Andrew Sorensen plays the trumpet during a USC game.
Columbia, SC (WLTX) - On Monday many people across the state reflected on the loss of former University of South Carolina president Dr. Andrew Sorensen.
Sorensen died suddenly on Sunday at his home in Ohio. He served as president from 2002 until 2008.
Dr. Sorensen's list of accomplishments is extensive but looking back on his life you can tell it was not his worldly success that defined him but rather his relationships.
Campus on Monday looked like business as usual. But the feeling was different.
"It's a sad day at the University of South Carolina," said USC President Harry Pastides, "I can feel it. There's a weight if you will, and a heaviness, and a sadness."
Faculty, students and friends are remembering Dr. Andrew Sorensen. Many know him for his incredible ability to fit in. Even at sixty something.

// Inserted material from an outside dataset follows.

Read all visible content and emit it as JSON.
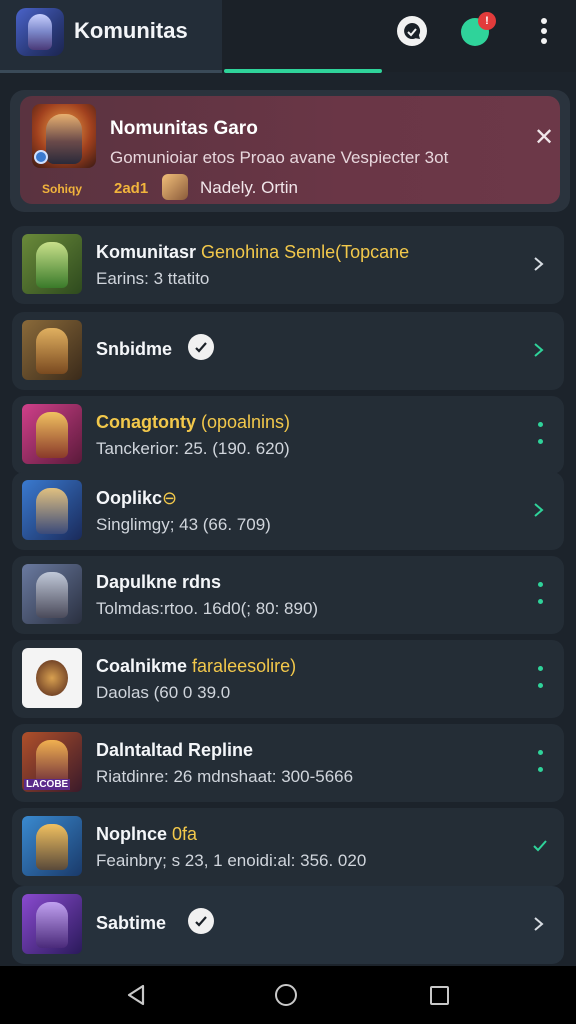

"If you went to a football game," said former Columbia mayor Bob Coble, "you knew in the 3rd quarter he'd be sitting in the student section. If you went to a basketball game he'd be playing in the student band. He rode a bicycle, he wore a bowtie, he was just an all around renaissance man."

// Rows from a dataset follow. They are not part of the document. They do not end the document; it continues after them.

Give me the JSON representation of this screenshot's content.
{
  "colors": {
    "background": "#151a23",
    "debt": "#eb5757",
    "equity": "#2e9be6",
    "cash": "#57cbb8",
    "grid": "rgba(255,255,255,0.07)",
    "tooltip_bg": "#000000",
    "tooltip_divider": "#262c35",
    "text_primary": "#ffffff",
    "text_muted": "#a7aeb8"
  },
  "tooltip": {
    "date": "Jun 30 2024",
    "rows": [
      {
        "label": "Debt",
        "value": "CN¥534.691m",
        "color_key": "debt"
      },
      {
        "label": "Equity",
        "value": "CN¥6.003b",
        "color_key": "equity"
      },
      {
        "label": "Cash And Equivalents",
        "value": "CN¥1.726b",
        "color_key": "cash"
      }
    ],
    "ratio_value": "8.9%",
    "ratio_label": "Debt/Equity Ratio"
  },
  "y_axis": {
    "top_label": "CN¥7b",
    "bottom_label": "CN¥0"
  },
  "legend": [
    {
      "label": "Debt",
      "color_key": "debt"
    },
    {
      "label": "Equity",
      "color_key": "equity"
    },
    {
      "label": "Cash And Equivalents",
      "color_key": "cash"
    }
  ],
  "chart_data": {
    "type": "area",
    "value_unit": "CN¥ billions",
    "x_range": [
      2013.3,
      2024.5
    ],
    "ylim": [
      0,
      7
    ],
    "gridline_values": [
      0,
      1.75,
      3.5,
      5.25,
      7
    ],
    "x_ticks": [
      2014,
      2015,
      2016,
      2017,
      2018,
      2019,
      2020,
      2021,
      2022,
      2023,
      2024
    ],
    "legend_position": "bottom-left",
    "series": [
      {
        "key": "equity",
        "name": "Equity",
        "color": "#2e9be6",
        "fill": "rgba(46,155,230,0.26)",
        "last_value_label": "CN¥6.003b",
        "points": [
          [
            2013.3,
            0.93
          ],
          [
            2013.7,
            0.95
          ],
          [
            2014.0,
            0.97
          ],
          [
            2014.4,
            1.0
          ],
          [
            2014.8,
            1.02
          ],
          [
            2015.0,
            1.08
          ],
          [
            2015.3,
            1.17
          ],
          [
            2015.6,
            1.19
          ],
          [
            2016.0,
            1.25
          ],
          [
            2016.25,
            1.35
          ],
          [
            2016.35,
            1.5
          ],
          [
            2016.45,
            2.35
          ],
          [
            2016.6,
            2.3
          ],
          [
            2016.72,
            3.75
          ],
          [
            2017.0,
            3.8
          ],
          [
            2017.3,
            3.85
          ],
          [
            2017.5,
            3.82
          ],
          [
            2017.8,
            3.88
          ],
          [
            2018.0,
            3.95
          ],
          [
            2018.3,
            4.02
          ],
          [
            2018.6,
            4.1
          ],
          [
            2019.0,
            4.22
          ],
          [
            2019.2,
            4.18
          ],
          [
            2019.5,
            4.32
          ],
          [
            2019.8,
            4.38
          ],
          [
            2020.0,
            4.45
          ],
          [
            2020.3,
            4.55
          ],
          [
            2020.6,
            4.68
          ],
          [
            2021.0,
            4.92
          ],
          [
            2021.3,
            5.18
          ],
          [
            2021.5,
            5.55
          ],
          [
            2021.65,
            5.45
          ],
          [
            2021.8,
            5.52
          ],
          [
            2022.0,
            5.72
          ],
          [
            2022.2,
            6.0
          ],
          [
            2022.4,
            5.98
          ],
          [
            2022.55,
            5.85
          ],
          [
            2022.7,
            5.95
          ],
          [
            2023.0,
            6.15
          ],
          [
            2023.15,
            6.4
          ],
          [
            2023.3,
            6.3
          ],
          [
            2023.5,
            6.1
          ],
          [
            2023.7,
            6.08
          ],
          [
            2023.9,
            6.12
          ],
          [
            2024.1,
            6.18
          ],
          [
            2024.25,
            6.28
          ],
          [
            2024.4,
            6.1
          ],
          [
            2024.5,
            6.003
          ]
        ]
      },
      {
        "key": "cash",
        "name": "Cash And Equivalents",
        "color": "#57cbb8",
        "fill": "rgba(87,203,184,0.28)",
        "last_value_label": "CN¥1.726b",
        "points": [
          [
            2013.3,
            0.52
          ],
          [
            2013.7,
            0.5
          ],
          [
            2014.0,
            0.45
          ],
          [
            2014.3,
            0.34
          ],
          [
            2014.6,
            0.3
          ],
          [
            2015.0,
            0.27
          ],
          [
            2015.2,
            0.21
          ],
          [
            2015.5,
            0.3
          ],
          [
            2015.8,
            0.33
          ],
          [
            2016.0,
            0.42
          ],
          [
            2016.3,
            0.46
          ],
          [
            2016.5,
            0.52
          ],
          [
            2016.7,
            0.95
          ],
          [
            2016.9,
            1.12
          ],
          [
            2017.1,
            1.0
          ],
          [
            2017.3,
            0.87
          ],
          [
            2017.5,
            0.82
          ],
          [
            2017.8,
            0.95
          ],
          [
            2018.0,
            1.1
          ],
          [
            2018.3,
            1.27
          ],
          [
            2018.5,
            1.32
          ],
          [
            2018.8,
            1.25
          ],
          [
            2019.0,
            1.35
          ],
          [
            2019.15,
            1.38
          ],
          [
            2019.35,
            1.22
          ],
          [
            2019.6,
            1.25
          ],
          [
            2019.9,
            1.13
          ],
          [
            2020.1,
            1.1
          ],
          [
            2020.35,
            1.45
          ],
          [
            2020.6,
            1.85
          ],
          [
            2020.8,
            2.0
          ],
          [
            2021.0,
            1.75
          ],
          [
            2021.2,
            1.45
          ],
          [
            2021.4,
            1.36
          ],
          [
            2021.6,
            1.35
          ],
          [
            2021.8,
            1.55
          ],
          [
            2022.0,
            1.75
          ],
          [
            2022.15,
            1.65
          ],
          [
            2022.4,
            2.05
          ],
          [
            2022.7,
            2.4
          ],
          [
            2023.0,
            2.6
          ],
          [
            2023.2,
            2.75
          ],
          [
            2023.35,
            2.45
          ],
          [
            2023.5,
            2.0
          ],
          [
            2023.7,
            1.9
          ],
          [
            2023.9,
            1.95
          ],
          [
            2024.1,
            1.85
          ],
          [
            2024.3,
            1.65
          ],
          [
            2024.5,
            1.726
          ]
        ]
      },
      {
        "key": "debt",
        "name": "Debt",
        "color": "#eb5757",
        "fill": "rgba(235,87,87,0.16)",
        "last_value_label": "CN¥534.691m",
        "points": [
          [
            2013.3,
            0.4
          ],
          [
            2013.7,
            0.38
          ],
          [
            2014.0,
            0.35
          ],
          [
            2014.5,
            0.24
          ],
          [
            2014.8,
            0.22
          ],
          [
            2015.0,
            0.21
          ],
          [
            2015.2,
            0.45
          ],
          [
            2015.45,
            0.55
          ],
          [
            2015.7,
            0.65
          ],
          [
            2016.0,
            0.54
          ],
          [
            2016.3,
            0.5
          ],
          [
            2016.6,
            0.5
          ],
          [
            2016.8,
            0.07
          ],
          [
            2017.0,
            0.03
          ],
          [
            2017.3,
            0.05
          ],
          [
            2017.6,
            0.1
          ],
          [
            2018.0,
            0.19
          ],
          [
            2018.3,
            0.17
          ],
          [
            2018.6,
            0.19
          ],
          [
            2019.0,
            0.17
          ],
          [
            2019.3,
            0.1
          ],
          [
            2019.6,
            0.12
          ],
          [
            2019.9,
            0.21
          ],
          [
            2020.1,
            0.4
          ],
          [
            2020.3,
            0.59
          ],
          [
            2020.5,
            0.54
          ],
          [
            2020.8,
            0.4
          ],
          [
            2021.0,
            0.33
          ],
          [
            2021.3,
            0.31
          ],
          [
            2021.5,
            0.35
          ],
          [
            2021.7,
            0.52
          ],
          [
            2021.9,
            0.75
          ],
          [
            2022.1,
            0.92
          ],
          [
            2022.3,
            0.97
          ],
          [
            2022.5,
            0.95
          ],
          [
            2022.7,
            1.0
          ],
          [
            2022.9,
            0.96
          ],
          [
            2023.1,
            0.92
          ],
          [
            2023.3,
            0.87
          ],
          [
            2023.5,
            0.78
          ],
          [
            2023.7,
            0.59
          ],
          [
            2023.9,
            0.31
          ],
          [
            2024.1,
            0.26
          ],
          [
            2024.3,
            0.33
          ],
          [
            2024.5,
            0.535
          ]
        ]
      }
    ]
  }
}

But there was a method to his ways.
"It was not just about personality," explained Pastides. "It was about forging partnerships and relationships between cities, and counties, and state government with the private sector."
One of those relationship's was forged Bob Coble.
"He transformed the relationship between the city and the university making it into a complete economic partnership."
Sorensen is responsible for creating Innovista, the universities cultural research center bringing two new buildings to campus.
"Innovista. certainly is becoming the kind of cultural place that he wanted it to be and we'll keep working very hard to advance it," said Pastides.
But one day after Sorensen's death it's probably not his buildings or his economic outreach that people are really thinking about. Those who knew him are just thinking about him.
"He was a very important man, a very measured man when it came to policy," explained Pastides. "But when it really came down to it he was someone you wanted to be around."
Dr. Sorensen's funeral will be on Tuesday in ohio. Dr. Pastides said they will be planning a memorial on campus sometime next week but no plans have been finalized yet. The cause of death has not yet been released.
Dr. Andrew Sorensen was 72-years-old and is survived by his wife, two children, and a grandchild.